organization
publishing date
type
Contribution to journal
publication status
published
subject
keywords
c-Kit, cetuximab, colorectal cancer, invasion, omics, predictive biomarkers
in
Molecular Oncology
volume
13
issue
12
pages
17 pages
publisher
Elsevier
external identifiers
  • pmid:31545548
  • scopus:85075810297
ISSN
1574-7891
DOI
10.1002/1878-0261.12575
language
English
LU publication?
yes
id
45d6b14b-001d-4014-bdbf-3359e182b8c9
date added to LUP
2019-12-16 13:50:05
date last changed
2020-01-13 02:36:32
@article{45d6b14b-001d-4014-bdbf-3359e182b8c9,
  abstract     = {<p>Colorectal cancer (CRC) is the third most prevalent cancer worldwide causing an estimated 700 000 deaths annually. Different types of treatment are available for patients with advanced metastatic colorectal cancer, including targeted biological agents, such as cetuximab, a monoclonal antibody that targets EGFR. We have previously reported a study indicating multiple levels of interaction between metallopeptidase inhibitor 1 (TIMP-1) and the epidermal growth factor (EGF) signaling axis, which could explain how TIMP-1 levels can affect the antitumor effects of EGFR inhibitors. We also reported an association between TIMP-1-mediated cell invasive behavior and KRAS status. To gain insight into the molecular mechanisms underlying the effects of TIMP-1 in CRC, we examined by transcriptomics, proteomics, and kinase activity profiling a matched pair of isogenic human CRC isogenic DLD-1 CRC cell clones, bearing either an hemizygous KRAS wild-type allele or KRAS G13D mutant allele, exposed, or not, to TIMP-1. Omics analysis of the two cell lines identified the receptor tyrosine kinase c-Kit, a proto-oncogene that can modulate cell proliferation and invasion in CRC, as a target for TIMP-1. We found that exposure of DLD-1 CRC cells to exogenously added TIMP-1 promoted phosphorylation of c-Kit, indicative of a stimulatory effect of TIMP-1 on the c-Kit signaling axis. In addition, TIMP-1 inhibited c-Kit shedding in CRC cells grown in the presence of exogenous TIMP-1. Given the regulatory roles that c-Kit plays in cell proliferation and migration, and the realization that c-Kit is an important oncogene in CRC, it is likely that some of the biological effects of TIMP-1 overexpression in CRC may be exerted through its effect on c-Kit signaling.</p>},

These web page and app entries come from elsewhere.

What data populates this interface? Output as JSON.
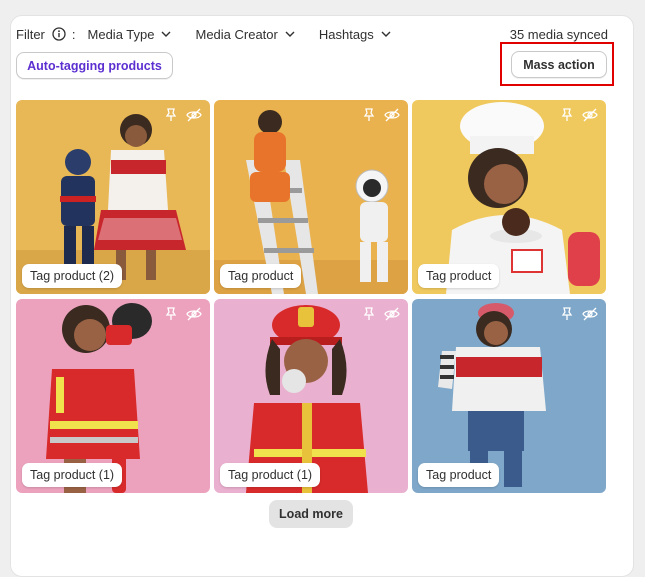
{
  "filter": {
    "label": "Filter",
    "colon": ":",
    "dropdowns": [
      {
        "label": "Media Type"
      },
      {
        "label": "Media Creator"
      },
      {
        "label": "Hashtags"
      }
    ],
    "synced_text": "35 media synced"
  },
  "actions": {
    "auto_tagging_label": "Auto-tagging products",
    "mass_action_label": "Mass action"
  },
  "colors": {
    "accent": "#5c2fd1",
    "highlight": "#e00000",
    "tile_backgrounds": [
      "#e8b756",
      "#eab24e",
      "#f0c95e",
      "#eca2bd",
      "#eab0cf",
      "#7ea7c9"
    ]
  },
  "media": [
    {
      "tag_label": "Tag product (2)",
      "icons": [
        "pin-icon",
        "hidden-eye-icon"
      ]
    },
    {
      "tag_label": "Tag product",
      "icons": [
        "pin-icon",
        "hidden-eye-icon"
      ]
    },
    {
      "tag_label": "Tag product",
      "icons": [
        "pin-icon",
        "hidden-eye-icon"
      ]
    },
    {
      "tag_label": "Tag product (1)",
      "icons": [
        "pin-icon",
        "hidden-eye-icon"
      ]
    },
    {
      "tag_label": "Tag product (1)",
      "icons": [
        "pin-icon",
        "hidden-eye-icon"
      ]
    },
    {
      "tag_label": "Tag product",
      "icons": [
        "pin-icon",
        "hidden-eye-icon"
      ]
    }
  ],
  "load_more_label": "Load more"
}
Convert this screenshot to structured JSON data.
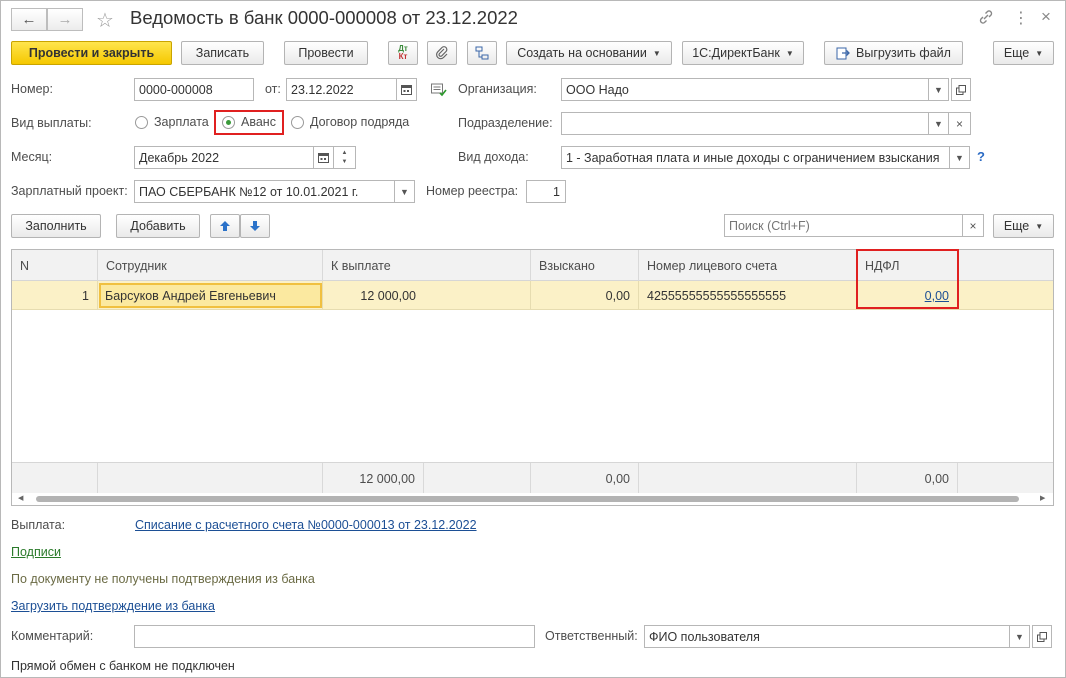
{
  "window": {
    "title": "Ведомость в банк 0000-000008 от 23.12.2022"
  },
  "toolbar": {
    "post_close": "Провести и закрыть",
    "save": "Записать",
    "post": "Провести",
    "dtkt_top": "Дт",
    "dtkt_bottom": "Кт",
    "create_based": "Создать на основании",
    "direct_bank": "1С:ДиректБанк",
    "export_file": "Выгрузить файл",
    "more": "Еще"
  },
  "form": {
    "number_label": "Номер:",
    "number_value": "0000-000008",
    "date_label": "от:",
    "date_value": "23.12.2022",
    "org_label": "Организация:",
    "org_value": "ООО Надо",
    "payment_type_label": "Вид выплаты:",
    "payment_options": [
      "Зарплата",
      "Аванс",
      "Договор подряда"
    ],
    "payment_selected": "Аванс",
    "dept_label": "Подразделение:",
    "dept_value": "",
    "month_label": "Месяц:",
    "month_value": "Декабрь 2022",
    "income_type_label": "Вид дохода:",
    "income_type_value": "1 - Заработная плата и иные доходы с ограничением взыскания",
    "help": "?",
    "salary_project_label": "Зарплатный проект:",
    "salary_project_value": "ПАО СБЕРБАНК №12 от 10.01.2021 г.",
    "registry_label": "Номер реестра:",
    "registry_value": "1"
  },
  "table_toolbar": {
    "fill": "Заполнить",
    "add": "Добавить",
    "search_placeholder": "Поиск (Ctrl+F)",
    "more": "Еще"
  },
  "table": {
    "columns": [
      "N",
      "Сотрудник",
      "К выплате",
      "Взыскано",
      "Номер лицевого счета",
      "НДФЛ"
    ],
    "rows": [
      {
        "n": "1",
        "employee": "Барсуков Андрей Евгеньевич",
        "to_pay": "12 000,00",
        "collected": "0,00",
        "account": "42555555555555555555",
        "ndfl": "0,00"
      }
    ],
    "totals": {
      "to_pay": "12 000,00",
      "collected": "0,00",
      "ndfl": "0,00"
    }
  },
  "footer": {
    "payment_label": "Выплата:",
    "payment_link": "Списание с расчетного счета №0000-000013 от 23.12.2022",
    "signatures_link": "Подписи",
    "bank_status": "По документу не получены подтверждения из банка",
    "load_confirmation_link": "Загрузить подтверждение из банка",
    "comment_label": "Комментарий:",
    "comment_value": "",
    "responsible_label": "Ответственный:",
    "responsible_value": "ФИО пользователя",
    "exchange_status": "Прямой обмен с банком не подключен"
  },
  "colors": {
    "primary_button": "#f5c800",
    "selected_row": "#fbf1c7",
    "highlight_border": "#e02020",
    "link": "#1c4f95"
  }
}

  author       = {Nordgaard, Cathrine and Doll, Sophia and Matos, Ana Laura de Souza Almeida and Høeberg, Mikkel and Kazi, Julhash Uddin and Friis, Stine and Stenvang, Jan and Rönnstrand, Lars and Mann, Matthias and Manuel Afonso Moreira, José},
  issn         = {1574-7891},

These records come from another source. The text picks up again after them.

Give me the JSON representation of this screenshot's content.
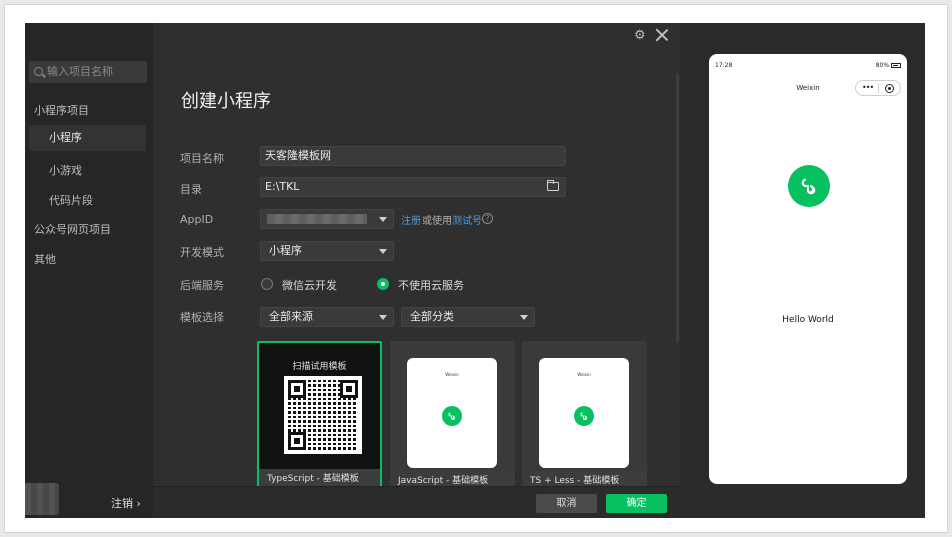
{
  "sidebar": {
    "search_placeholder": "输入项目名称",
    "items": [
      {
        "label": "小程序项目"
      },
      {
        "label": "小程序"
      },
      {
        "label": "小游戏"
      },
      {
        "label": "代码片段"
      },
      {
        "label": "公众号网页项目"
      },
      {
        "label": "其他"
      }
    ],
    "logout_label": "注销 ›"
  },
  "dialog": {
    "title": "创建小程序",
    "project_name_label": "项目名称",
    "project_name_value": "天客隆模板网",
    "directory_label": "目录",
    "directory_value": "E:\\TKL",
    "appid_label": "AppID",
    "register_link": "注册",
    "or_use_text": "或使用",
    "test_account_link": "测试号",
    "dev_mode_label": "开发模式",
    "dev_mode_value": "小程序",
    "backend_label": "后端服务",
    "backend_option_cloud": "微信云开发",
    "backend_option_none": "不使用云服务",
    "template_label": "模板选择",
    "template_source_value": "全部来源",
    "template_category_value": "全部分类",
    "templates": [
      {
        "name": "TypeScript - 基础模板",
        "overlay": "扫描试用模板"
      },
      {
        "name": "JavaScript - 基础模板"
      },
      {
        "name": "TS + Less - 基础模板"
      }
    ],
    "cancel_label": "取消",
    "confirm_label": "确定"
  },
  "preview": {
    "status_time": "17:28",
    "battery": "80%",
    "nav_title": "Weixin",
    "capsule_dots": "•••",
    "hello_text": "Hello World"
  },
  "colors": {
    "accent": "#07c160",
    "link": "#4a9ee8"
  }
}
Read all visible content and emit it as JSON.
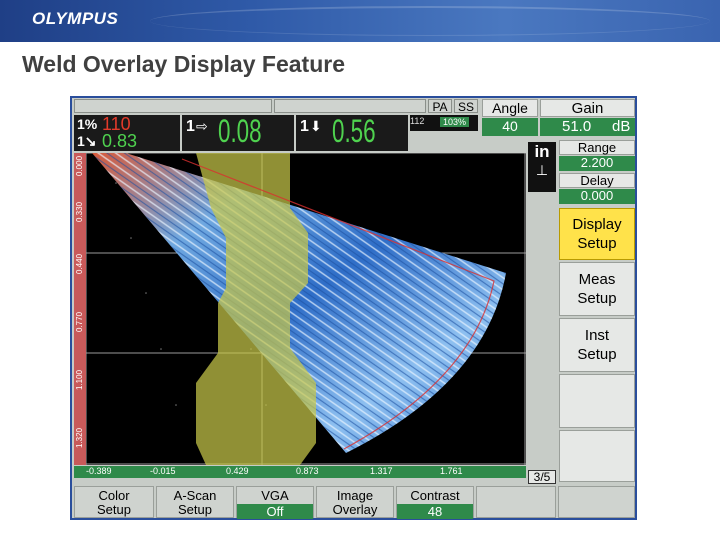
{
  "banner": {
    "logo": "OLYMPUS"
  },
  "slide": {
    "title": "Weld Overlay Display Feature"
  },
  "device": {
    "gate_a": {
      "main": "110",
      "sub": "0.83"
    },
    "reading1": {
      "label": "1",
      "value": "0.08"
    },
    "reading2": {
      "label": "1",
      "value": "0.56"
    },
    "mode_pa": "PA",
    "mode_ss": "SS",
    "small_a": "112",
    "percent": "103%",
    "angle": {
      "label": "Angle",
      "value": "40"
    },
    "gain": {
      "label": "Gain",
      "value": "51.0",
      "unit": "dB"
    },
    "units": "in",
    "range": {
      "label": "Range",
      "value": "2.200"
    },
    "delay": {
      "label": "Delay",
      "value": "0.000"
    },
    "menu": [
      {
        "line1": "Display",
        "line2": "Setup"
      },
      {
        "line1": "Meas",
        "line2": "Setup"
      },
      {
        "line1": "Inst",
        "line2": "Setup"
      }
    ],
    "y_ticks": [
      "0.000",
      "0.330",
      "0.440",
      "0.770",
      "1.100",
      "1.320"
    ],
    "x_ticks": [
      "-0.389",
      "-0.015",
      "0.429",
      "0.873",
      "1.317",
      "1.761"
    ],
    "page": "3/5",
    "bottom": {
      "color": {
        "line1": "Color",
        "line2": "Setup"
      },
      "ascan": {
        "line1": "A-Scan",
        "line2": "Setup"
      },
      "vga": {
        "label": "VGA",
        "value": "Off"
      },
      "overlay": {
        "line1": "Image",
        "line2": "Overlay"
      },
      "contrast": {
        "label": "Contrast",
        "value": "48"
      }
    },
    "colors": {
      "accent": "#2f8a4a",
      "selected": "#ffe24a",
      "overlay": "#c8c84a"
    }
  }
}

  language     = {eng},
  number       = {12},
  pages        = {2646--2662},
  publisher    = {Elsevier},
  series       = {Molecular Oncology},
  title        = {Metallopeptidase inhibitor 1 (TIMP-1) promotes receptor tyrosine kinase c-Kit signaling in colorectal cancer},

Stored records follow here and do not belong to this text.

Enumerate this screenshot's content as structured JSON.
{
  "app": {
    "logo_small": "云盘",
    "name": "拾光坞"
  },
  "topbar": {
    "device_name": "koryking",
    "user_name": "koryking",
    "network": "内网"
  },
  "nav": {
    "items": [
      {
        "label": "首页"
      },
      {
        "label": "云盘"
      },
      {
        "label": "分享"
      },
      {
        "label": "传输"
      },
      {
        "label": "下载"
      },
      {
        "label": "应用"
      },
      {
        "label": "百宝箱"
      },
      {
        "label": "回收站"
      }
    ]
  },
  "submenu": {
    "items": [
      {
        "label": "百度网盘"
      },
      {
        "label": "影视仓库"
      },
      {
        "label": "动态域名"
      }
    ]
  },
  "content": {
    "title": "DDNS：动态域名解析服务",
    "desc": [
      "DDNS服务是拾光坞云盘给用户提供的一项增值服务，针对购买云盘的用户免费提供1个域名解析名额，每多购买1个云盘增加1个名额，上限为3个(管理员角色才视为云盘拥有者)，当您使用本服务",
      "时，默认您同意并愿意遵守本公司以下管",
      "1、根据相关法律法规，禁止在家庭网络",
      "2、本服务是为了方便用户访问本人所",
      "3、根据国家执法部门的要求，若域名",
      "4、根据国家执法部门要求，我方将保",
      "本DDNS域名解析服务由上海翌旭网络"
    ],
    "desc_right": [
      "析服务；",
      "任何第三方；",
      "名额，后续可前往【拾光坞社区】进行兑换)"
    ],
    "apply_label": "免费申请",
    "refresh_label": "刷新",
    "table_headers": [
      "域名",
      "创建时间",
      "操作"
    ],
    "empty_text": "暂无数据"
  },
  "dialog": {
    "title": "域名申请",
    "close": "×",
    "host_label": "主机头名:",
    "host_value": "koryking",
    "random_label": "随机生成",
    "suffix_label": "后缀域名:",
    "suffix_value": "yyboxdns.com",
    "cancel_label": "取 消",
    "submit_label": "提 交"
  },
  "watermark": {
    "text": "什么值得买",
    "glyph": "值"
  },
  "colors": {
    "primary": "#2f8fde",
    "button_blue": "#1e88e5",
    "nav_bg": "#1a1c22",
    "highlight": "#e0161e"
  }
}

  url          = {http://dx.doi.org/10.1002/1878-0261.12575},
  doi          = {10.1002/1878-0261.12575},
  volume       = {13},
  year         = {2019},
}